**TASK TO COMPLETE**
Make a verbatim copy of the entries below; pictures stay out.

(Entries from a dataset of interfaces)
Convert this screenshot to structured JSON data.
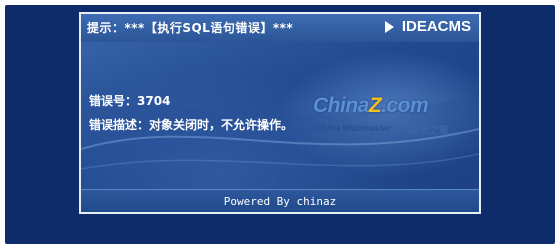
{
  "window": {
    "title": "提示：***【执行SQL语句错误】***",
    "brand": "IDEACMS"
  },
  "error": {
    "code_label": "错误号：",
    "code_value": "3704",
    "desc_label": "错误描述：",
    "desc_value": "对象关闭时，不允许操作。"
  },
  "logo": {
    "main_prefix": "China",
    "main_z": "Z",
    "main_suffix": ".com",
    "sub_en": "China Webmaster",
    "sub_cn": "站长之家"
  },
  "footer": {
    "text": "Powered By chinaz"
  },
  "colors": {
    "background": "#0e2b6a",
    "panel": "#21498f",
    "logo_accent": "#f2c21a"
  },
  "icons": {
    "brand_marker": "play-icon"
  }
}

**RESULT FOR THIS EXERCISE**
Convert this screenshot to structured JSON data.
{
  "window": {
    "title": "提示：***【执行SQL语句错误】***",
    "brand": "IDEACMS"
  },
  "error": {
    "code_label": "错误号：",
    "code_value": "3704",
    "desc_label": "错误描述：",
    "desc_value": "对象关闭时，不允许操作。"
  },
  "logo": {
    "main_prefix": "China",
    "main_z": "Z",
    "main_suffix": ".com",
    "sub_en": "China Webmaster",
    "sub_cn": "站长之家"
  },
  "footer": {
    "text": "Powered By chinaz"
  },
  "colors": {
    "background": "#0e2b6a",
    "panel": "#21498f",
    "logo_accent": "#f2c21a"
  },
  "icons": {
    "brand_marker": "play-icon"
  }
}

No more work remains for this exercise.